Have you have ever felt shorthanded at work or burnt out from your current job? If so, you should consider traveling in your provider role. An advanced practice provider is needed to fill gaps of coverage due to FMLA’s, increased patient numbers, or hospital growth. CRNAs, Nurse Practitioners, and Physician Assistants are now some of the most in-demand travelers due to the physician shortages beginning to grow. So, I would like to share 5 reasons why you could find it beneficial to travel.
Let’s be honest. If you’re going to travel then you want to make it worth your while. Luckily, traveling as a provider pays well. The median pay for a PA in 2017 was $104,000 per year with the top 10% earning over $146,000. While the median pay is just over $100,000, some states average much higher pay rates.
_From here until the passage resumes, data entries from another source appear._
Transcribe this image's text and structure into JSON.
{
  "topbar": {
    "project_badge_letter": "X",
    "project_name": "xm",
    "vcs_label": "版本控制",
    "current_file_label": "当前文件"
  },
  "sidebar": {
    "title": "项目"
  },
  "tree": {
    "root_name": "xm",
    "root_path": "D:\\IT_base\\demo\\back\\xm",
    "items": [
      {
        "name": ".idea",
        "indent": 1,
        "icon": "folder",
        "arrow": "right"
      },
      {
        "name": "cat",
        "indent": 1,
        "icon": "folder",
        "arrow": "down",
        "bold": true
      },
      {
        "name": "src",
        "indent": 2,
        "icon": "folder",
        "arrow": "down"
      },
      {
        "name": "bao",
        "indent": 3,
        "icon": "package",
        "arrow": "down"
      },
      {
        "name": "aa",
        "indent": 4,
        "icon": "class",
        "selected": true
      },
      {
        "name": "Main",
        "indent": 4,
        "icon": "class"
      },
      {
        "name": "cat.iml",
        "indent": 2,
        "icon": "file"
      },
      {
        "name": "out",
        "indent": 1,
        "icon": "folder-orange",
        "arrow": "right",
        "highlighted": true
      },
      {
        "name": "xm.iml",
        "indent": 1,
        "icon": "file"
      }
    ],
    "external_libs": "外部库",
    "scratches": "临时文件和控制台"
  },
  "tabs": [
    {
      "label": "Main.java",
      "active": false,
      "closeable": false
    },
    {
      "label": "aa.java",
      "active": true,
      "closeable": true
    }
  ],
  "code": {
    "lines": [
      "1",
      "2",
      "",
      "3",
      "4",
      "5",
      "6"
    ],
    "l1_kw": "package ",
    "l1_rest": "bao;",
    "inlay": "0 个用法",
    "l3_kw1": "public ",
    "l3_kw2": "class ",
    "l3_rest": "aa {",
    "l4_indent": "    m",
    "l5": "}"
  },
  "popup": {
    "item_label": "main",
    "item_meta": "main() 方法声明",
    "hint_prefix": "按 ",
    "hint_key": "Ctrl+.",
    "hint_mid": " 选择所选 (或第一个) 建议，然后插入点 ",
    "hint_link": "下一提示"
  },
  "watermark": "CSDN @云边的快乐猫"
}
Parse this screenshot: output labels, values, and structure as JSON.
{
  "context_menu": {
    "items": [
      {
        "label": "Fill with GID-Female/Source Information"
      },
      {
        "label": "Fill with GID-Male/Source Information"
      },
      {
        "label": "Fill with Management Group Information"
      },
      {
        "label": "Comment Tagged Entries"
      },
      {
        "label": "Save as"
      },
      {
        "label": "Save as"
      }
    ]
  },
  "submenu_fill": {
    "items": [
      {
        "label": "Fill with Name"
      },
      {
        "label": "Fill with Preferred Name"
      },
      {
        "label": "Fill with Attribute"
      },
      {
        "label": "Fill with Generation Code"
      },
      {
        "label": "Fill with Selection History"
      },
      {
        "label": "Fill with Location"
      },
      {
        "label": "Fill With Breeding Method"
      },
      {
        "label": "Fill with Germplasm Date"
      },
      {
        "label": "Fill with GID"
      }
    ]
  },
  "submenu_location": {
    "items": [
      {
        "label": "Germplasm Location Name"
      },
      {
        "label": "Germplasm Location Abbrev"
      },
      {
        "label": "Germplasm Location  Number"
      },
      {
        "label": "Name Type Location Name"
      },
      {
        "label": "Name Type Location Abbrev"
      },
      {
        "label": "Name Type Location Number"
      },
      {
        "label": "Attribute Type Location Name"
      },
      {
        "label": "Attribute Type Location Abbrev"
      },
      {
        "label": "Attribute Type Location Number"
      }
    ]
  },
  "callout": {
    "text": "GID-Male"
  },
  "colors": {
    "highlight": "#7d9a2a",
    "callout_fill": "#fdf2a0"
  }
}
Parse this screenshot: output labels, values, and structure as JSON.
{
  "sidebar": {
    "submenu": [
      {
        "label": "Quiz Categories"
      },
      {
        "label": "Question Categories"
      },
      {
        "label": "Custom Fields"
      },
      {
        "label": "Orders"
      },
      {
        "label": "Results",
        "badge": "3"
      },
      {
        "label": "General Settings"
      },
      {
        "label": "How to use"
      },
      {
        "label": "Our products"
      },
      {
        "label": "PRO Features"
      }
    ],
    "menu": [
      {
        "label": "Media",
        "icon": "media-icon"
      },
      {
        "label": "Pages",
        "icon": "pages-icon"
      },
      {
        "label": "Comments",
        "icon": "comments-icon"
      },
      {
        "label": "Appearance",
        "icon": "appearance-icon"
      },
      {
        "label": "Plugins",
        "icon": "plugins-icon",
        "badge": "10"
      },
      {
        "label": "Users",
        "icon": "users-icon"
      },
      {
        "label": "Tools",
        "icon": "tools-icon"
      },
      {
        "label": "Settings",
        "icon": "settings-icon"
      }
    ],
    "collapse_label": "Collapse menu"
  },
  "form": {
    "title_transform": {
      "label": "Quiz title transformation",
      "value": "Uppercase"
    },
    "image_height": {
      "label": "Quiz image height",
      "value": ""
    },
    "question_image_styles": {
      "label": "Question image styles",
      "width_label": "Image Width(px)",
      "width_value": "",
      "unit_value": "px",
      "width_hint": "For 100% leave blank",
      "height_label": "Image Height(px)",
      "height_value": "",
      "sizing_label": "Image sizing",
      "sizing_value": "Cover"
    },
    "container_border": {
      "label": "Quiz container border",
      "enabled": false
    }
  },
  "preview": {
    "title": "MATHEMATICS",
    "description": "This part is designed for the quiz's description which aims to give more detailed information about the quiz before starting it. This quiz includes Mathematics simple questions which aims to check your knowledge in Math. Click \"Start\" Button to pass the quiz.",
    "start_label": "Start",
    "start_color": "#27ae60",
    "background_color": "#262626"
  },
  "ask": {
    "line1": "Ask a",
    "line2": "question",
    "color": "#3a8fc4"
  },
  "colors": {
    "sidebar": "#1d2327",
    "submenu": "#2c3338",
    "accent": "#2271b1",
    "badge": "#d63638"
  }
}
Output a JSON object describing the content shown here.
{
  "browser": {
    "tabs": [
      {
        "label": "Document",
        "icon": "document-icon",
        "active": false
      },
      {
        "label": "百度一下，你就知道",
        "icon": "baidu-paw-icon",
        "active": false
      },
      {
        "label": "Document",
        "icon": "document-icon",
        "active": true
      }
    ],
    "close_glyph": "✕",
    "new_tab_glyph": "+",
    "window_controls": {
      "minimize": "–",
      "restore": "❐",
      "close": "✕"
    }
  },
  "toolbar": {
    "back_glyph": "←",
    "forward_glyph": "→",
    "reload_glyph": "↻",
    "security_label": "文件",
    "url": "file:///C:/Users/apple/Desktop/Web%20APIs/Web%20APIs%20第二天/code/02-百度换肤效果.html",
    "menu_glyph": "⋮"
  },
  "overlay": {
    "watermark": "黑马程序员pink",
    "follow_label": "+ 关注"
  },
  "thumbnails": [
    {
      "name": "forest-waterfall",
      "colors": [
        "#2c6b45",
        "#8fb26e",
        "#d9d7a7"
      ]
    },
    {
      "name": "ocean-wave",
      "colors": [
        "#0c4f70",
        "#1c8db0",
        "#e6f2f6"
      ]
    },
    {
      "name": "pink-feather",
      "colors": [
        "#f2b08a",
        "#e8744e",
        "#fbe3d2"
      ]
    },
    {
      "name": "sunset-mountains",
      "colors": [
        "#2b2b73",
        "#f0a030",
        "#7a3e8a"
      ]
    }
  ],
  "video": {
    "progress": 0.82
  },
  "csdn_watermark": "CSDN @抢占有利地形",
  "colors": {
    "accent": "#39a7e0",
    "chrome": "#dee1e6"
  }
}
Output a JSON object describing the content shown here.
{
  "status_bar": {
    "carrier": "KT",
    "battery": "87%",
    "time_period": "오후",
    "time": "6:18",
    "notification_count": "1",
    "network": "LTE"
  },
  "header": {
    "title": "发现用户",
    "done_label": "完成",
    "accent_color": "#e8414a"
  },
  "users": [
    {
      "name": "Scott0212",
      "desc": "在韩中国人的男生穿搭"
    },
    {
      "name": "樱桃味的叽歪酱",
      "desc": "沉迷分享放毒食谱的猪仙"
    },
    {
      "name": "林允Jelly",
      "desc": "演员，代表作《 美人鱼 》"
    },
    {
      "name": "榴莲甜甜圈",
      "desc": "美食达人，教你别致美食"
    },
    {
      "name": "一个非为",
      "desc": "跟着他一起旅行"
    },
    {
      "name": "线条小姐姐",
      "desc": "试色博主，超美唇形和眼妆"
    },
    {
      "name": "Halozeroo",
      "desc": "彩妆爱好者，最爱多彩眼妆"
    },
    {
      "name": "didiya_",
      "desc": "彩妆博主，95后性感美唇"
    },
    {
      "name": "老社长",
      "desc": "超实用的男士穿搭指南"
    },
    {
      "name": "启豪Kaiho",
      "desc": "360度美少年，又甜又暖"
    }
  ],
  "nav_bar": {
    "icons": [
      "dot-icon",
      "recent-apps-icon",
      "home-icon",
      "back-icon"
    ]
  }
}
California, Alaska, and Massachusetts are some of the highest paying states with a median salary over $117,000 and are all great travel destinations as well. In 2017, the average medical school debt was $190,000. Providers are commonly paid more in areas with higher patient loads or under-served populations.
Expand in your Scope of Practice
Providers can often times be burnt out with their current work, putting in over 40 hours and struggling to have any kind of work-life balance or normalcy. Travel work allows providers to work in the same specialty, but expand their knowledge by working in different clinics and settings that may operate differently. Connecting with different clinics and hospitals through traveling gives providers more autonomy to determine what fields of practice are most interesting to them and allows the ability to further pursue those.
Providers thrive in all areas of care, which means you can travel and work in many different settings (Emergency Medicine, Urgent Care, Oncology, Pediatrics, Women’s Health, and Acute Care). This can be convenient for a provider who’s been working in the same field and wants change, a provider who loves what they do but wants a lighter work load, or simply a provider who’s interested in venturing to places they haven’t been while still advancing in their career.
Do you like to explore new areas of the country? Locum positions in particular allow for enough time to enjoy and explore a new environment while still avoiding the commitment of a permanent position. Many people dream of exploring areas they’ve never been while also continuing their career; traveling as an advanced practice provider allows the option to do both. I have a current traveler who is crossing off the states as she travels around the country. Her goal is to work in or visit every state. I love that traveling as a provider has allowed her to work towards this goal! While working you can visit the Grand Canyon, go on a trip out east to run the Boston Marathon, or visit your favorite baseball field (Wrigley Field).
Traveling as an advanced practice provider also comes with some great benefits. As a traveler with Aureus, you receive competitive compensations, housing provided, travel provided, PTO, holiday pay, tax free per diems, medical / dental/vision, 401k, and professional liability insurance coverage. We also cover license reimbursement and CMEs. With us paying your housing and travel as well as providing benefits, that great compensation package is going straight into your pocket to help with bills or pay down those student loans. This is one of the huge advantages to traveling. Many providers put their personal belongings in storage and utilize company paid housing since it is a tax free benefit!
Lastly, traveling offers the opportunity for personal growth. Moving to a new location isn’t easy. Understanding a new environment, working with new people, and exposing yourself to a new job are all challenges to overcome but the personal fulfillment you’ll gain at the end of a new travel position will far outweigh the initial discomfort. Providers often times seek work in underserved areas, which allow them to provide care to patients that would otherwise not have received any. A career as a physician assistant is very rewarding; 89% of physician assistants reported having very high levels of job satisfaction. Regardless of the location or specialty, there’s a lot to love as a PA and also a lot to go out and experience. I hope you have now gained some insight into traveling as a provider. So, I want to know what travel location is on your bucket list?